GOP House Intel panel member tells Pelosi to release Volker transcript, slams 'secret hearings'

Rep. Mike Turner, R-Ohio, implored House Speaker Nancy Pelosi, D-Calif., to halt what he called “secret” impeachment proceedings against President Trump Thursday, saying: "The American public deserves to see this impeachment firsthand for themselves, not just what you, your colleagues, and your staff anonymously leak about it."

Turner, a member of the House Intelligence Committee, took particular issue with the panel's Oct. 3 transcribed interview of former U.S. Special Envoy to Ukraine Kurt Volker and subsequent media leaks that he says are in "direct contradiction with Volker's testimony."

"Nothing in that [Volker's] testimony was classified, and yet it was conducted behind closed doors and a transcript has yet to be released," Turner wrote. "The American public deserve to witness these hearings, not just receive anonymous secondhand reports ... This represents an attempt by you [Pelosi] to totally control what information the American public is receiving in reporting on this impeachment inquiry."

Rep. Mike Turner, R-Ohio, calls for the resignation of House Intelligence Committee Chairman Adam Schiff, D-Calif., in this March 2019 photo. (AP Photo/J. Scott Applewhite)


Republicans and Democrats present at Volker’s interview had wildly different interpretations of the information he provided. Rep. Jim Jordan, R-Ohio, told reporters after the meeting, “not one thing he [Volker] said comports with any of the Democrats' impeachment narrative.” Rep. Eric Swalwell, D-Calif., said Volker’s testimony made it clear “there was a shadow shakedown going on” in Ukraine led by Trump’s personal lawyer Rudy Giuliani.

Appearing on “America’s Newsroom” Thursday, Jordan pressured House Intelligence Committee Chairman Adam Schiff, D-Calif., to release the full transcript of the Volker interview to show there was no quid pro quo agreement between President Trump and Ukrainian President Volodymyr Zelensky involving U.S. military aid and Trump’s call for an investigation into former Vice President Joe Biden.

"He was clear about that [and] reinforced exactly what President Zelensky said when he said, 'I was not pushed by the administration,'" Jordan said. "Adam Schiff won't release that. Instead, there were 67 pages of text messages. Adam Schiff took a few of those text messages and released them. Release them all."


Turner also alleged that Democratic-led House committees "are discussing holding not only secret hearings, but interviewing secret witnesses."

“You are robbing the American public of their right to judge for themselves the veracity and credibility of these witnesses and this investigation," Turner wrote to Pelosi. "The American public is also unable in this process to judge the professionalism, predisposition, and bias of the questioners in this inquiry."

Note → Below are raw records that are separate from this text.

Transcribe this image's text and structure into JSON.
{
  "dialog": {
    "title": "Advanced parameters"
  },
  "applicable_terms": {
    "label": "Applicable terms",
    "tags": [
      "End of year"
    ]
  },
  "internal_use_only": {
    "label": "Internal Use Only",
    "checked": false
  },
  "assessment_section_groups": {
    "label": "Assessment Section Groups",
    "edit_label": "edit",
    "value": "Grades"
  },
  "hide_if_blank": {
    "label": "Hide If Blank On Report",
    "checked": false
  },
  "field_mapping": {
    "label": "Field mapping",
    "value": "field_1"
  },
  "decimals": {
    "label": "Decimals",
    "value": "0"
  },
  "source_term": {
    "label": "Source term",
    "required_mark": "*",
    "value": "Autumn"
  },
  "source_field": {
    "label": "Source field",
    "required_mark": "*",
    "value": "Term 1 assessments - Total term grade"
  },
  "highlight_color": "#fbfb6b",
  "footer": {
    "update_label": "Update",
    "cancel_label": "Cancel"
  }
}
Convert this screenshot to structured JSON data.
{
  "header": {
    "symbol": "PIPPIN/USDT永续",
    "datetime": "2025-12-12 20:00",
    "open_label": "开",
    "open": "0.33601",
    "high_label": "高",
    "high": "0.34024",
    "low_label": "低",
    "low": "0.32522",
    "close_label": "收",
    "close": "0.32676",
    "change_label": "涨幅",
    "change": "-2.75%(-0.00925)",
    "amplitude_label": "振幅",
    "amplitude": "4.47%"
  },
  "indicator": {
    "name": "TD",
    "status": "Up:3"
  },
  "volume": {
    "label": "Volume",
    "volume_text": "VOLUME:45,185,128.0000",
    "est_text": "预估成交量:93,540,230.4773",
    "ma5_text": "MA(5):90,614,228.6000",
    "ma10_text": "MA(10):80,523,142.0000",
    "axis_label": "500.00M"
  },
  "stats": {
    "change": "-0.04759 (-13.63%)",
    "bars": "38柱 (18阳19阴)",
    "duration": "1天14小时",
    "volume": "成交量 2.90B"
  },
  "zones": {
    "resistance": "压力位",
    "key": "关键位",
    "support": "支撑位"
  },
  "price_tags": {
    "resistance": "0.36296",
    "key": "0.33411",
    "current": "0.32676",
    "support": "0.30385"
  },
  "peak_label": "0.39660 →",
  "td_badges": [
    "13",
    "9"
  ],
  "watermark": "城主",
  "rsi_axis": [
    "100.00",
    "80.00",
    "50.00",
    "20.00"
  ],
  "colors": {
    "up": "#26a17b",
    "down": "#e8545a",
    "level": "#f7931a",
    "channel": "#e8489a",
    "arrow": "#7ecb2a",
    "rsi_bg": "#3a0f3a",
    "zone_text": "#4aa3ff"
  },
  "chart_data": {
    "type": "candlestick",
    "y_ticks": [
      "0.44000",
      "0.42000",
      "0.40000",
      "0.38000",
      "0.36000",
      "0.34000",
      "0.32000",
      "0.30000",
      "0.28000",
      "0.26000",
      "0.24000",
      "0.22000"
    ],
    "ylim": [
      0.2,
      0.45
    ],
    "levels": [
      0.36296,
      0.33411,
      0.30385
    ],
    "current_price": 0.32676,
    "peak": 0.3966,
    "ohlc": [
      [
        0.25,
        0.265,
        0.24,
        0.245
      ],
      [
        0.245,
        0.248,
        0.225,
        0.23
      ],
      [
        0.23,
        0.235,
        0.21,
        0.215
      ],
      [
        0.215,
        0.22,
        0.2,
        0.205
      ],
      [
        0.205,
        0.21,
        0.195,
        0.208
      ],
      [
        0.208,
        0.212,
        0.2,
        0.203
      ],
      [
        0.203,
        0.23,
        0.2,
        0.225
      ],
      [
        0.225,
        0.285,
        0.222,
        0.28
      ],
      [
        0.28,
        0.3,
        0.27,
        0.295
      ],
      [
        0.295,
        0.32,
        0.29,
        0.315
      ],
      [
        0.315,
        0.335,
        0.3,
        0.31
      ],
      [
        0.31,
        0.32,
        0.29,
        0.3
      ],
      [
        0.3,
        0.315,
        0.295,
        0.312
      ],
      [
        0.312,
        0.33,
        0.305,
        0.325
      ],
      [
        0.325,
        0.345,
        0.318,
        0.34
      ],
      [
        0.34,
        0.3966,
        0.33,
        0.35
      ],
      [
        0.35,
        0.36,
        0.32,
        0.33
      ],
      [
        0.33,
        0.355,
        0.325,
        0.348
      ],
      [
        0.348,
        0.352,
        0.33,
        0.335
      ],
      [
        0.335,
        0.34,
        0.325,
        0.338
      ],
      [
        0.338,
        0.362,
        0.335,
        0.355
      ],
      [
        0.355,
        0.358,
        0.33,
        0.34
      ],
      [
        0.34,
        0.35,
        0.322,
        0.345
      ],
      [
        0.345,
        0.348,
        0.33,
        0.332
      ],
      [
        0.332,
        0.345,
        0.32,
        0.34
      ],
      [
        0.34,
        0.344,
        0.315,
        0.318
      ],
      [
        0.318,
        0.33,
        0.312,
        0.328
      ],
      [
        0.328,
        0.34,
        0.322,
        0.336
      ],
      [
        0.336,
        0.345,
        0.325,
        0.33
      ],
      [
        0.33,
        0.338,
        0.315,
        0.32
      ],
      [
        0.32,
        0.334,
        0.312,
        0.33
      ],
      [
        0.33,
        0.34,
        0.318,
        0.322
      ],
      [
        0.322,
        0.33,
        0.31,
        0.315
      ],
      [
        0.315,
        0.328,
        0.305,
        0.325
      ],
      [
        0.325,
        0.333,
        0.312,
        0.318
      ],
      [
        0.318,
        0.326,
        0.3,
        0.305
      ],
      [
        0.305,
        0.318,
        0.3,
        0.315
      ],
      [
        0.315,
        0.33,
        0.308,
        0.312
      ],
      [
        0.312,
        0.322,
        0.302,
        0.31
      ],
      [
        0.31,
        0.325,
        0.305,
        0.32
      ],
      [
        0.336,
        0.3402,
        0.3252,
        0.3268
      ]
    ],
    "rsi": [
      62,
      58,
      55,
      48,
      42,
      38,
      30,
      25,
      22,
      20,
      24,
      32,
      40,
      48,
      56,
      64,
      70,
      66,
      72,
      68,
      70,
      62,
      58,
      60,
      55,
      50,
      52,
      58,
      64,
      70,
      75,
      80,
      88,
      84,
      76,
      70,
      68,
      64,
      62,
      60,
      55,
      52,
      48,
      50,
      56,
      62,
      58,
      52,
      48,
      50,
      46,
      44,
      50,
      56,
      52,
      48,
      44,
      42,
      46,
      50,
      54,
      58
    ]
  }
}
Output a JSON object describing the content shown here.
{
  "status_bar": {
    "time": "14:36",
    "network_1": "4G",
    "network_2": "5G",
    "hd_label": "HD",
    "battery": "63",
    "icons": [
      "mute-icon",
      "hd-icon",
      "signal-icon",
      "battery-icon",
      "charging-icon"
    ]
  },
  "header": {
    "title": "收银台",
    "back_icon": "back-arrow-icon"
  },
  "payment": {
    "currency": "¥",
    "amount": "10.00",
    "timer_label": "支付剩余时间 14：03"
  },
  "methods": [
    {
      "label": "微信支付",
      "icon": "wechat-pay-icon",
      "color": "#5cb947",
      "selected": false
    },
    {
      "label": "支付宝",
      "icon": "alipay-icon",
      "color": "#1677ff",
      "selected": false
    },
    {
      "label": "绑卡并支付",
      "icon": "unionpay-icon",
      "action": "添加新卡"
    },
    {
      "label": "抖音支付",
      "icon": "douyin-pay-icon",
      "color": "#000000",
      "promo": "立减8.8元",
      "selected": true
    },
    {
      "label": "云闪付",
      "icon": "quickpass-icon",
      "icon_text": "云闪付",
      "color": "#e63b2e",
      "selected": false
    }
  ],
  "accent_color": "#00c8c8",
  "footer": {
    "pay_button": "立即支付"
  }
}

Turner then cited a CNN report that House of Representative General Counsel Doug Letter told a federal judge that the president did not have to commit a crime to be impeached. The question came up in a hearing over a request by the House for grand jury testimony related to former Special Counsel Robert Mueller's Russia probe.

“The Constitution is clear: 'The President ... shall be removed from Office on Impeachment for, and Conviction of, Treason, Bribery, or other high Crimes and Misdemeanors.' A crime must be committed. However, your legal counsel is now trying to argue blatantly against the Constitution,” Turner wrote (emphasis original). “You have said the country is in a constitutional crisis. You are right, Madam Speaker, we are, and it is by your design and creation.”

Turner also raised the issue of Schiff’s staff having contact with the intelligence community whistleblower whose complaint prompted the formal impeachment inquiry prior to the complaint being filed.

Schiff’s office acknowledged last week that the whistleblower had reached out to them before filing the complaint in mid-August, but said that Schiff himself had not had any direct contact with the whistleblower.

"The American public has a right to know the extent to which you, your colleagues, and your staff have been involved in secret discussions with the complainant on which you based your unilateral assertion of authority to commence impeachment proceedings,” Turner wrote.


“Madam Speaker, I remember firsthand watching the Nixon impeachment hearings, the congressman concluded. "Your impeachment inquiry, in sharp contrast, is being conducted in secret hearings, with potentially secret witnesses, and has a secret inception. The American public and our constitutional processes deserve transparency.”

Last month, Turner stood apart from his Republican colleagues by asserting that Trump's phone call with Zelensky was "not ok."

"Concerning that conversation, I want to say to the President: This is not OK. That conversation is not OK," Turner said during a Sept. 26 hearing with acting Director of National Intelligence Joseph Maguire. "I think it's disappointing to the American public when they read the [conversation's] transcript."